“It’s about the power of music, voices and instruments in harmony, that bind us together over the years,” Day said. “The band family changes and the music changes with new elements. What doesn’t change is the joy as new people come to play or listen, and old friends sit around and share stories and different music they have heard.
“All of this comes together as a prime focus as New Year’s approaches. This is the time the band plays for their friends and have the people we care about sing along, dance, and celebrate life and the continuity that their music has brought for decades.”
As part of that effort to bring friends together, Sawyer in 2006 used the newly available ability to search people on Google to find and invite me to the party. After greeting lots of old friends on that cold night, I spied a handsome stranger and hastened to investigate. By midnight, we were kissing under the mistletoe and, by September, we were married.
One other marriage plus countless romances have grown out of New Year’s and other OMM parties.
OMM now consists of Sawyer, Leifeste, and the Masons, Jill and Mark. There’s also Michael Williams on bass and vocals; Jay Baker on trumpet, flugelhorn, and vocals; and Dee Lusk on guitar and vocals. Paul Springer joined in 1985, moved away, and is back on guitar, just as several others have dropped in and out over the decades, including popular weatherman Ron Taylor, formerly of KENS-TV during the 1970s and ’80s, on tenor sax. In recent months, Chris Jordan joined as second trumpet player.
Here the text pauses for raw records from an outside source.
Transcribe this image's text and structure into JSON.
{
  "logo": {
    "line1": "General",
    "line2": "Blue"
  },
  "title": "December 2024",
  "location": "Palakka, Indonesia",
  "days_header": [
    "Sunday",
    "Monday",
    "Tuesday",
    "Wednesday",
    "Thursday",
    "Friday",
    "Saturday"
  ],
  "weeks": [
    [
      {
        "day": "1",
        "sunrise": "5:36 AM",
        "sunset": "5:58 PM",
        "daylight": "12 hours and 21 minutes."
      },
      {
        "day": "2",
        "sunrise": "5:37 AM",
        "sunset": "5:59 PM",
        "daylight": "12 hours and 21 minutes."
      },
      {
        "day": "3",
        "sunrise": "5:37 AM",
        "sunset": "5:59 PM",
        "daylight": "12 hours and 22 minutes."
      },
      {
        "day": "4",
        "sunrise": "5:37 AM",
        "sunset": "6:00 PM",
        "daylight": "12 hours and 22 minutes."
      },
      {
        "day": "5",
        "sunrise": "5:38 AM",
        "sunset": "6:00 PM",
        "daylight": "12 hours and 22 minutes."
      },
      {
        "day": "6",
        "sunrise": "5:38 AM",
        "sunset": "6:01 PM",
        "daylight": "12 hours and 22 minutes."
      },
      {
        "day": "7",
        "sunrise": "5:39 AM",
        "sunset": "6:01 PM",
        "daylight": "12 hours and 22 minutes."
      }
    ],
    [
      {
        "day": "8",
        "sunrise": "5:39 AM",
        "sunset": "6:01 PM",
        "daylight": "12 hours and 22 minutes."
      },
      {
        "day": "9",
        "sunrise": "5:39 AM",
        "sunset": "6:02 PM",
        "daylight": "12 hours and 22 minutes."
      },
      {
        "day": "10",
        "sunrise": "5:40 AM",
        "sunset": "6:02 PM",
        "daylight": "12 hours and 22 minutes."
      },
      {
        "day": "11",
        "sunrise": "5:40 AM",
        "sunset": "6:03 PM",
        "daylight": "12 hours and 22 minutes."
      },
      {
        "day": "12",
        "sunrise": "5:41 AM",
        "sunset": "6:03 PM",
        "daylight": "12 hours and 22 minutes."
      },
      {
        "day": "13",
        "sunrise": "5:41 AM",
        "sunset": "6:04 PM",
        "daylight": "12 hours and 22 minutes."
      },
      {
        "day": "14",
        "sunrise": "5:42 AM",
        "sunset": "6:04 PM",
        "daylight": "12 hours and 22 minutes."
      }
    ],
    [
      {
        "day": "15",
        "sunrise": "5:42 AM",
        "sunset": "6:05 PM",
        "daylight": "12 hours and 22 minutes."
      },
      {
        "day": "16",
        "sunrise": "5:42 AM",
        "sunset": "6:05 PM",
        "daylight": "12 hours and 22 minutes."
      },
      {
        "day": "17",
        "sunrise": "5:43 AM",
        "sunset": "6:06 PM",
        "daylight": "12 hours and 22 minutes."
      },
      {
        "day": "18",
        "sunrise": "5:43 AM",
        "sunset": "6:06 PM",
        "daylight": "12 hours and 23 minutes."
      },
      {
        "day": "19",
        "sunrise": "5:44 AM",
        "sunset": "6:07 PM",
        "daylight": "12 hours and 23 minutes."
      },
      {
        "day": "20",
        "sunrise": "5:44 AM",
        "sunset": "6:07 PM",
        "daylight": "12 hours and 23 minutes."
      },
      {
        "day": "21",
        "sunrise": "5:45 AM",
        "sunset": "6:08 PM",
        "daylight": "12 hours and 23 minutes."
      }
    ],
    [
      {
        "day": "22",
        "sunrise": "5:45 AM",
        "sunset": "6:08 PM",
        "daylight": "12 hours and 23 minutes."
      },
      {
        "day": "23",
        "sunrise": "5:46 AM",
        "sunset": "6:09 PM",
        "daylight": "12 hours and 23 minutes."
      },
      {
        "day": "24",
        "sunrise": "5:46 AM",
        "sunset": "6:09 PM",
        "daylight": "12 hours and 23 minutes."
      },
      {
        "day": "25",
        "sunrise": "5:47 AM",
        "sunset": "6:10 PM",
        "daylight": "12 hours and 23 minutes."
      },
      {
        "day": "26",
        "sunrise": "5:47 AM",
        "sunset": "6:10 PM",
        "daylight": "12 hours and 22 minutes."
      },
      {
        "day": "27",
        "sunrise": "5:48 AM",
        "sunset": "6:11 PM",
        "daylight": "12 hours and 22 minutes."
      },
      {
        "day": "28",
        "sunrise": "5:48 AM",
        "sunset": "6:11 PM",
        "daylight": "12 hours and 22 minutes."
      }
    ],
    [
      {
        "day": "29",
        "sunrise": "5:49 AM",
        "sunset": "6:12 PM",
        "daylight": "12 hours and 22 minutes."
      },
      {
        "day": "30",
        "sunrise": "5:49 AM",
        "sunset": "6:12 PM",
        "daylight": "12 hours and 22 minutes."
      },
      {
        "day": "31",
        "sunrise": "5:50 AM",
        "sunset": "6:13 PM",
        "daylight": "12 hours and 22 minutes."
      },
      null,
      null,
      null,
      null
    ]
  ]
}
Sawyer’s view of the New Year’s Eve parties is more pragmatic than his wife’s.
“It puts us on our best game,” he said. “ We actually start trying.”